The US market, hit hard by the crisis — particularly at the premium end of the market — has been showing signs of life within an improving economy, although it is still working through the excess of commercial inventory that afflicted Treasury.

Dearie, having restructured and rationalised his domestic production base and cleared the decks in the US, has also built a big stock of non-current inventory – about $450 million – in the luxury and ‘masstige’ segments, which represent a future store of high margin profits as US demand at the higher price points continues to improve. The group’s prospects within Asia are particularly exciting.

Dearie had been planning a major investment in Treasury’s brands, particularly in Asia, as part of a new phase in the group’s development.
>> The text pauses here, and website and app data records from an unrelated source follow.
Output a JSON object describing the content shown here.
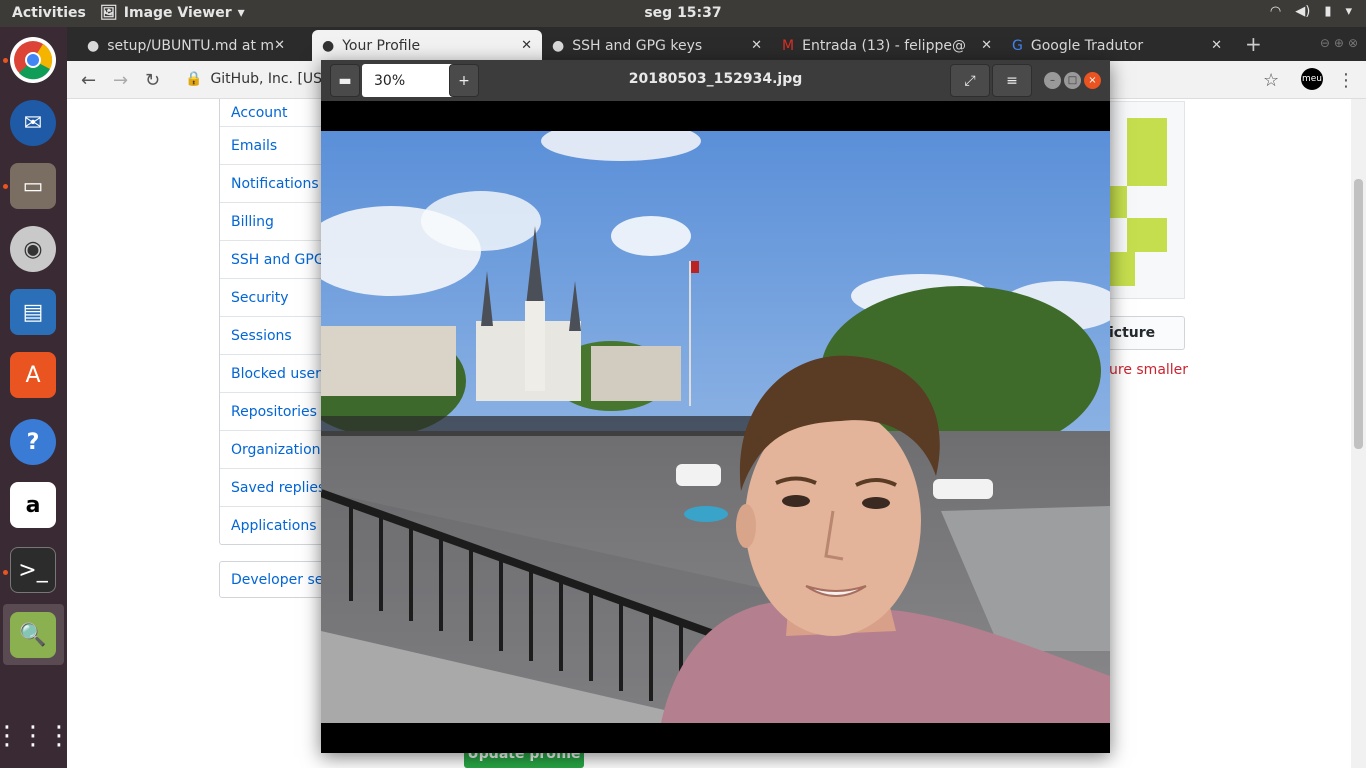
{
  "topbar": {
    "activities": "Activities",
    "app_menu": "Image Viewer",
    "clock": "seg 15:37"
  },
  "browser": {
    "tabs": [
      {
        "label": "setup/UBUNTU.md at m"
      },
      {
        "label": "Your Profile"
      },
      {
        "label": "SSH and GPG keys"
      },
      {
        "label": "Entrada (13) - felippe@"
      },
      {
        "label": "Google Tradutor"
      }
    ],
    "url_label": "GitHub, Inc. [US]"
  },
  "settings_menu": {
    "items": [
      "Account",
      "Emails",
      "Notifications",
      "Billing",
      "SSH and GPG",
      "Security",
      "Sessions",
      "Blocked users",
      "Repositories",
      "Organizations",
      "Saved replies",
      "Applications"
    ],
    "developer": "Developer sett"
  },
  "profile": {
    "edit_picture": "icture",
    "note": "ure smaller",
    "update_button": "Update profile"
  },
  "viewer": {
    "zoom": "30%",
    "filename": "20180503_152934.jpg"
  },
  "colors": {
    "accent": "#e95420",
    "link": "#0366d6",
    "viewer_header": "#3c3c3c"
  }
}
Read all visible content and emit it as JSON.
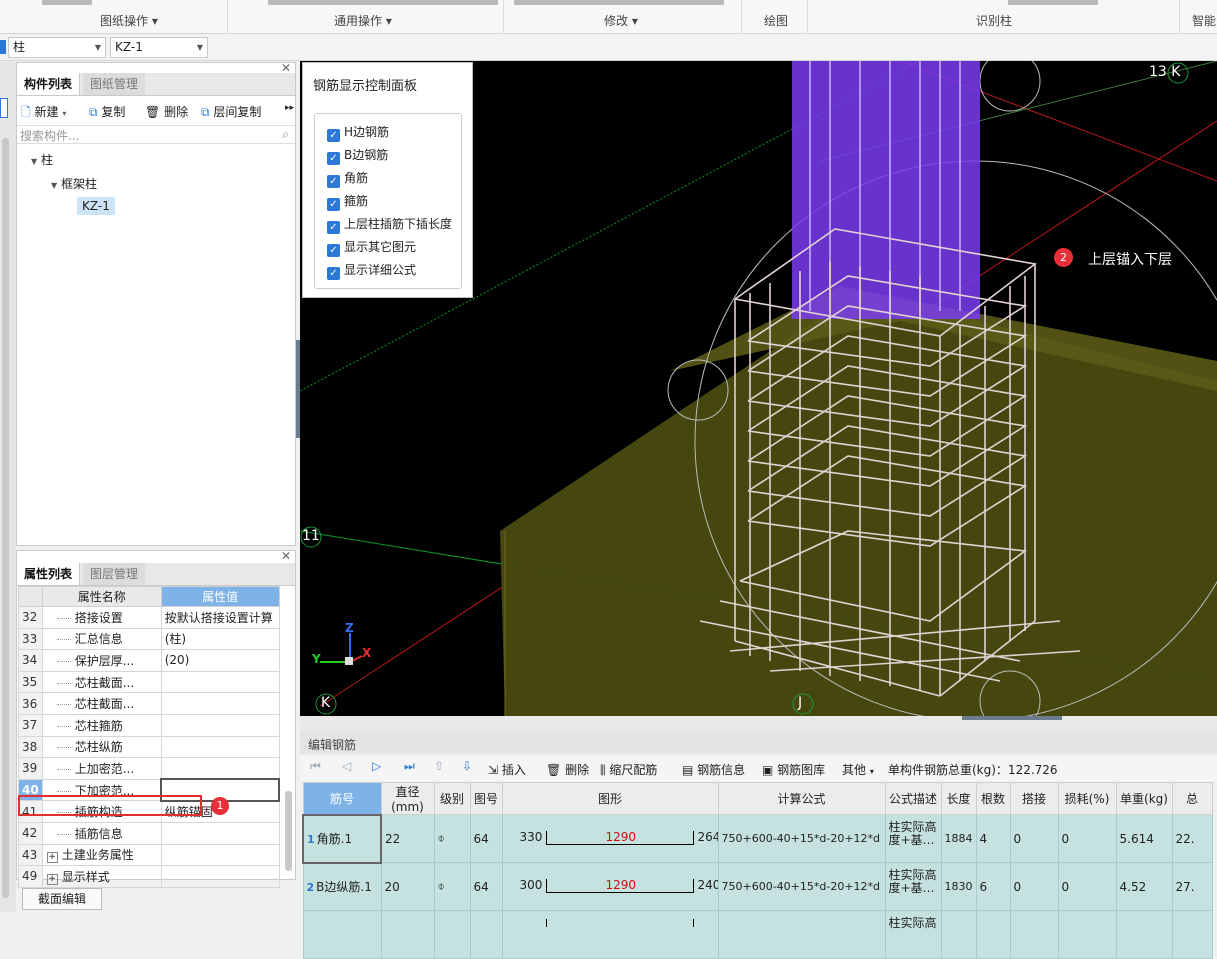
{
  "ribbon": {
    "groups": [
      "图纸操作",
      "通用操作",
      "修改",
      "绘图",
      "识别柱",
      "智能"
    ]
  },
  "toolbar": {
    "floor_combo": "柱",
    "component_combo": "KZ-1"
  },
  "component_panel": {
    "tabs": [
      "构件列表",
      "图纸管理"
    ],
    "new_label": "新建",
    "copy_label": "复制",
    "delete_label": "删除",
    "floor_copy_label": "层间复制",
    "search_placeholder": "搜索构件...",
    "tree": {
      "root": "柱",
      "child": "框架柱",
      "leaf": "KZ-1"
    }
  },
  "property_panel": {
    "tabs": [
      "属性列表",
      "图层管理"
    ],
    "col_name": "属性名称",
    "col_value": "属性值",
    "rows": [
      {
        "num": "32",
        "name": "搭接设置",
        "value": "按默认搭接设置计算"
      },
      {
        "num": "33",
        "name": "汇总信息",
        "value": "(柱)"
      },
      {
        "num": "34",
        "name": "保护层厚...",
        "value": "(20)"
      },
      {
        "num": "35",
        "name": "芯柱截面...",
        "value": ""
      },
      {
        "num": "36",
        "name": "芯柱截面...",
        "value": ""
      },
      {
        "num": "37",
        "name": "芯柱箍筋",
        "value": ""
      },
      {
        "num": "38",
        "name": "芯柱纵筋",
        "value": ""
      },
      {
        "num": "39",
        "name": "上加密范...",
        "value": ""
      },
      {
        "num": "40",
        "name": "下加密范...",
        "value": ""
      },
      {
        "num": "41",
        "name": "插筋构造",
        "value": "纵筋锚固"
      },
      {
        "num": "42",
        "name": "插筋信息",
        "value": ""
      },
      {
        "num": "43",
        "name": "土建业务属性",
        "value": ""
      },
      {
        "num": "49",
        "name": "显示样式",
        "value": ""
      }
    ],
    "section_edit_button": "截面编辑",
    "annotation_marker": "1"
  },
  "control_panel": {
    "title": "钢筋显示控制面板",
    "options": [
      {
        "label": "H边钢筋",
        "checked": true
      },
      {
        "label": "B边钢筋",
        "checked": true
      },
      {
        "label": "角筋",
        "checked": true
      },
      {
        "label": "箍筋",
        "checked": true
      },
      {
        "label": "上层柱插筋下插长度",
        "checked": true
      },
      {
        "label": "显示其它图元",
        "checked": true
      },
      {
        "label": "显示详细公式",
        "checked": true
      }
    ]
  },
  "viewport": {
    "annotation_marker": "2",
    "annotation_text": "上层锚入下层",
    "axis_labels": [
      "13 K",
      "11",
      "K",
      "J"
    ],
    "triad": {
      "x": "X",
      "y": "Y",
      "z": "Z"
    },
    "colors": {
      "column": "#7a3cf0",
      "foundation": "#4a4a10",
      "rebar": "#d9c8c8",
      "marker": "#e8303a"
    }
  },
  "edit_rebar": {
    "title": "编辑钢筋",
    "insert_label": "插入",
    "delete_label": "删除",
    "scale_label": "缩尺配筋",
    "info_label": "钢筋信息",
    "library_label": "钢筋图库",
    "other_label": "其他",
    "total_weight": "单构件钢筋总重(kg)：122.726",
    "columns": [
      "筋号",
      "直径(mm)",
      "级别",
      "图号",
      "图形",
      "计算公式",
      "公式描述",
      "长度",
      "根数",
      "搭接",
      "损耗(%)",
      "单重(kg)",
      "总"
    ],
    "rows": [
      {
        "idx": "1",
        "name": "角筋.1",
        "dia": "22",
        "grade": "⌽",
        "fig": "64",
        "left": "330",
        "mid": "1290",
        "right": "264",
        "formula": "750+600-40+15*d-20+12*d",
        "desc1": "柱实际高",
        "desc2": "度+基…",
        "length": "1884",
        "count": "4",
        "lap": "0",
        "loss": "0",
        "unit": "5.614",
        "total": "22."
      },
      {
        "idx": "2",
        "name": "B边纵筋.1",
        "dia": "20",
        "grade": "⌽",
        "fig": "64",
        "left": "300",
        "mid": "1290",
        "right": "240",
        "formula": "750+600-40+15*d-20+12*d",
        "desc1": "柱实际高",
        "desc2": "度+基…",
        "length": "1830",
        "count": "6",
        "lap": "0",
        "loss": "0",
        "unit": "4.52",
        "total": "27."
      },
      {
        "idx": "",
        "name": "",
        "dia": "",
        "grade": "",
        "fig": "",
        "left": "",
        "mid": "",
        "right": "",
        "formula": "",
        "desc1": "柱实际高",
        "desc2": "",
        "length": "",
        "count": "",
        "lap": "",
        "loss": "",
        "unit": "",
        "total": ""
      }
    ]
  }
}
The other potential improvement in the settings within which Treasury operates is currency. The group is highly sensitive to currency relationships, particularly the US dollar and sterling, because of its predominantly Australian production base.

While the Australian dollar has bounced back of its recent lows it is still well below the post-crisis highs above parity with the US dollar and with each one cent movement relative to the US dollar equating to about $2.5 million of earnings before interest and tax and SGARA, the impact could be material.

Dearie was committed to the US and the ambition of Treasury to be a global wine producer, despite calls from some analysts for the group to exit a market that has been a difficult one ever since it acquired a US production base in 2001 with the acquisition of Beringer.

The Treasury board said the group remained committed to its agreed strategic priorities, which included a commitment to brand-building, increasing production of luxury and masstige wine, maintaining the scale and efficiency of the commercial wine portfolio and expanding global routes to market.

Rayner said the US business was an integral part of the group, but a new CEO would have the ability to review its future. He also said it would be a ‘’distinct advantage’’ if the new CEO had experience in the Americas, which is another pointer to the group’s desire to keep the current geography intact.

It appears that Dearie’s strategy won’t be unwound. The issues that led to his departure were more to do with detail and execution, and that unpleasant $155 million 'surprise' that emerged from seemingly nowhere in July, which blind-sided his board and sealed his fate.

For more on the Australian wine industry's need for powerful brand narratives in the face of increased global competition, see Ed Merrison's The battle of the bottles: Australia's wine offensive  (September 20).